|And by "The Vulture" I mean "laptop-glued parental unit"|
I constantly think of stuff to do at the library. Like, when I'm in the shower, in the middle of the night, watching a horror movie (not all at the same time). But, being new, I did have a fear of planning something that doesn't sound good. Not for fear it would fail, but the fear of something like this:
|My hair looks better after I'm publicly chastised. It's in the facts. See diagram.|
Blurb: "What do spies, Egypt, oceans, and wizards all have in common? They all are a part of the Ology World! Join us to explore a new Ology book each week. How do you make a good secret code? Is there such a thing as a giant octopus? What really IS a mummy? Take some time after school to learn about the stuff you REALLY want to know! Ages 6+"
--There's this family that comes in all the time; one child always asks for books on Justin Bieber; another always asks for books about spies. I knew I wanted to do something with spies, but it didn't come to fruition until I was reminded of the Ology series. Now, the Ology series is technically in the Non-Fiction section(as one of the shelvers pointed out, "I cannot morally shelve this in Non-Fiction, because there is no such thing as a practical guide to do anything with dragons." To which I replied, "there is no morality in Non-Fiction"...but now I realize I missed the joke, "except for the 200s". That slip up will haunt me for the rest of my days.) and therefore not "my" collection, but school age kids eat them up so I figured I give it a shot.
Blurb: "Celebrate a no-school day with everyone’s favorite lasagna-eating feline! Spend some time online playing games, busting your brains, and making your own comics with Professor Garfield. We’ll round out the afternoon with a Garfield drawing contest! Ages 8+"
--Kids never have programs in the gaming room, but I wanted to introduce them to Professor Garfield without bribing them ("15 min extra if you use that site!"). Our Garfield books are always checked out. So yeah. no brainer. Hopefullypeoplecome
Blurb: "Movie trailers make you want to see movies. Book trailers make you want to read books! Watch a few great book trailers advertising some awesome new books at the library… Then, make your own book trailer! It’s easy and fun, and you can upload your video to LPLyouth’s Youtube channel! A great way to spend a no-school afternoon. Ages 8+"

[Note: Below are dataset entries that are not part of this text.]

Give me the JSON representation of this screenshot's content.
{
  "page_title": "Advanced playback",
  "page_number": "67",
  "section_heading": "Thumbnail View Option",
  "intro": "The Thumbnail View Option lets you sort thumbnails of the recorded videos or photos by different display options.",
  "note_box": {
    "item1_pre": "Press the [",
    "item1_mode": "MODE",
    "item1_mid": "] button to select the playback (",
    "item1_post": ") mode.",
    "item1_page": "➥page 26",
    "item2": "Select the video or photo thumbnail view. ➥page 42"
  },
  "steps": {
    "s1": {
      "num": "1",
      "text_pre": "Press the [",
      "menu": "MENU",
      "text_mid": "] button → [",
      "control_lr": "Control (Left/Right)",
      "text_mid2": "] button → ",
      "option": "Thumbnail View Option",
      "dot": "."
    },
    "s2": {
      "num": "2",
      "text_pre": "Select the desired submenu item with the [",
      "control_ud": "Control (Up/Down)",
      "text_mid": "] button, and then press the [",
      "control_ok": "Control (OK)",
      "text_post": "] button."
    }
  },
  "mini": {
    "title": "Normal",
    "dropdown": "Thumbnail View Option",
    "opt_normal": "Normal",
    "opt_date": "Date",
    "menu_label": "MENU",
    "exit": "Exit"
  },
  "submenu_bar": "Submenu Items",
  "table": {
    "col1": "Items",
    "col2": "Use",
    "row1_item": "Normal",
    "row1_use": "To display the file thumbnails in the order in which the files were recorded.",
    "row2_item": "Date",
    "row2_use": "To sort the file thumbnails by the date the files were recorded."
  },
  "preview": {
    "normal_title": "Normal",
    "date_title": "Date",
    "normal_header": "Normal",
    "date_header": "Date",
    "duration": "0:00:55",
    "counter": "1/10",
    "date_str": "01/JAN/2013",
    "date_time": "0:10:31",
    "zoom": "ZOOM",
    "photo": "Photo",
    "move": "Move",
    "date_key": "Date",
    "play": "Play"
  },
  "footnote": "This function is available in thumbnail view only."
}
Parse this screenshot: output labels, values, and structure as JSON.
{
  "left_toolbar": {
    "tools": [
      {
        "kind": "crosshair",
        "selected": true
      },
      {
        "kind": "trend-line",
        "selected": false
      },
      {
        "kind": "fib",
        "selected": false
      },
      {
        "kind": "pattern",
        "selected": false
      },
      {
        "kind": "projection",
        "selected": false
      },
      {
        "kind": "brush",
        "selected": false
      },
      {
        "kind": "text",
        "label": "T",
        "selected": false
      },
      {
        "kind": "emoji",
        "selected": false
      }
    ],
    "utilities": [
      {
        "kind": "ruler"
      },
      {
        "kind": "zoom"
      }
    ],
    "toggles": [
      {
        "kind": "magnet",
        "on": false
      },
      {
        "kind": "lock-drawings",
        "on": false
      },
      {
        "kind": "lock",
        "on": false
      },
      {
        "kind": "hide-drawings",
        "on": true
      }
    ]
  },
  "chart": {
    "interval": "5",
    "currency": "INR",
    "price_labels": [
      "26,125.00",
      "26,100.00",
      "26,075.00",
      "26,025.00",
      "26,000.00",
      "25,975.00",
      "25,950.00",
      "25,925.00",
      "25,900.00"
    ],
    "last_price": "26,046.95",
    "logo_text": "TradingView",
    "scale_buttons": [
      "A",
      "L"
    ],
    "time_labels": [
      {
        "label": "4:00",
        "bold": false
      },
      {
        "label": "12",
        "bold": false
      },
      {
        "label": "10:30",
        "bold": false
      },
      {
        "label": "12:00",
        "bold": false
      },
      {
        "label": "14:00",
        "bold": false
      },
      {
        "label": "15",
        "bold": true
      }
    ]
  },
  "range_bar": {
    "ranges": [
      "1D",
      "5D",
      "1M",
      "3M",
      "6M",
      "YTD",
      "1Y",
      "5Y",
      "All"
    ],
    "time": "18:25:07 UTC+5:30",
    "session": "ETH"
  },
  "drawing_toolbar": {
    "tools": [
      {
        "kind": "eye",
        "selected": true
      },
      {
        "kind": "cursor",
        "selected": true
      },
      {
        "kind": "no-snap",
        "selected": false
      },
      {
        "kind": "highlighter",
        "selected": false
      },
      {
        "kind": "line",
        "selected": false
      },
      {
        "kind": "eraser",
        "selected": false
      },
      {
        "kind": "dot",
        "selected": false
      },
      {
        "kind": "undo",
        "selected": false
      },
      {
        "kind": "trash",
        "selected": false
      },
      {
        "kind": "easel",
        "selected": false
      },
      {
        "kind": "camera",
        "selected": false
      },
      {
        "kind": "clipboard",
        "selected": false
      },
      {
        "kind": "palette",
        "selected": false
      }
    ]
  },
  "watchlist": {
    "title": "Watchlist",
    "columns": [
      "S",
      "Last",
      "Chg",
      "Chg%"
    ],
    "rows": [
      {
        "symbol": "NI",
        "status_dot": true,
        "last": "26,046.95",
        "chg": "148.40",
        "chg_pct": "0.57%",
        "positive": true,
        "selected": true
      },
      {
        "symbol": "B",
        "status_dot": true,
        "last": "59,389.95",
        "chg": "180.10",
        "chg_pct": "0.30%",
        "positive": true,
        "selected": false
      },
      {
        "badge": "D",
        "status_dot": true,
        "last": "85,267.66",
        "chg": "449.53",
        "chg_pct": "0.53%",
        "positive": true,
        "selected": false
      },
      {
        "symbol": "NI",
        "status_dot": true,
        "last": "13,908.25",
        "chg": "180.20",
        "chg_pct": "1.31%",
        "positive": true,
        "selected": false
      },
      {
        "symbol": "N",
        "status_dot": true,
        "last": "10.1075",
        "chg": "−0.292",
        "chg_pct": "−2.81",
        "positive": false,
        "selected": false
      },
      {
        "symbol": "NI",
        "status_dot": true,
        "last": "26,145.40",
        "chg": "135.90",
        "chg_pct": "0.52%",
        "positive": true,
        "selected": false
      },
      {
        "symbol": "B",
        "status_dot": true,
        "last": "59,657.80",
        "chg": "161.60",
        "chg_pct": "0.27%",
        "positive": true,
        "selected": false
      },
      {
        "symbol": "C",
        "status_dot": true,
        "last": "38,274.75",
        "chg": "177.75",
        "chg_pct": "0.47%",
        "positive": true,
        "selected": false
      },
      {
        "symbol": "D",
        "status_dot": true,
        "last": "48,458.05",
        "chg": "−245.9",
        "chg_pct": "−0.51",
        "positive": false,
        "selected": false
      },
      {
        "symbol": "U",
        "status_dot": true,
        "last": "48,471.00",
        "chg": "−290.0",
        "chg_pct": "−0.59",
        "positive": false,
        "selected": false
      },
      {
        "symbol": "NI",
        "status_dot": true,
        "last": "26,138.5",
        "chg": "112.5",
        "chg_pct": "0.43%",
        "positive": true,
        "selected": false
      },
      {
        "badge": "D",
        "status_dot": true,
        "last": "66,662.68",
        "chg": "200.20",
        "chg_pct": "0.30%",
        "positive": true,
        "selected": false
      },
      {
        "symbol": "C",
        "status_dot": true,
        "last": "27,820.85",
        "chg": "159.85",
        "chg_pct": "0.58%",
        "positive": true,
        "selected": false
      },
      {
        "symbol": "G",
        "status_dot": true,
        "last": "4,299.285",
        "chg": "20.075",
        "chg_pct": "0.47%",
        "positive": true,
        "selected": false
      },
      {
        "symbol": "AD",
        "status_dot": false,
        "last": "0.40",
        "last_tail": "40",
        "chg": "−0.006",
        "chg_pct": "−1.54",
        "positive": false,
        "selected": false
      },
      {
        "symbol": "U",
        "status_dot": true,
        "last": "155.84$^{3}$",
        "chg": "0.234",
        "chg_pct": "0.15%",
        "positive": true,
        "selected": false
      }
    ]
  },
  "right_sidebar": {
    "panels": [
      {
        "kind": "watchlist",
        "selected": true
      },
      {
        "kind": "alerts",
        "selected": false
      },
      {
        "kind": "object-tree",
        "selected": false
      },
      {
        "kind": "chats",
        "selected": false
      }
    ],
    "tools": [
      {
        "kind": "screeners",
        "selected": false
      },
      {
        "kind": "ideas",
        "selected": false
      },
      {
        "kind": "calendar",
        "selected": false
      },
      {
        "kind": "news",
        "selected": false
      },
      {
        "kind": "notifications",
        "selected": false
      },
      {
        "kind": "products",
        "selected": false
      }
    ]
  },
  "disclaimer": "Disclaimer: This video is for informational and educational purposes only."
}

--I've wanted to do this type of program since I discovered book trailers existed. Especially since I saw this book trailer. I had absolutely no interest in reading it until I saw it, then it ended up on my List of the Year. Space is limited to about 10 kids and I can plan this with more of an instructional vibe, so it's actually the one I'm looking most forward to planning.
Blurb: "Just like Platform 9 ¾ to Hogwarts, February 29th will arrive in 2012 then disappear again for four whole years! Lots of impossible things can happen. Celebrate with magic tricks, science experiments—things that make you go “Huh?! Cool!” Leave with some how-to books to party with the impossible at home! For children ages 5 +"
--From the get-go, when I was charged with planning a Leap Year Party, I had this idea in my head that Leap Day was the Day That Doesn't Exist. You can try anything, and it's the day that everyone is invincible, because that day isn't even there. I decided this might be too existential for an elementary school party and settled on trying to create a whole program for kids that will make them do the "whhooaaa" in unison that school assemblies aspire to. I have to do it without lasers. Or dry ice. Oh crap. Okay, well at least they'll have some fun.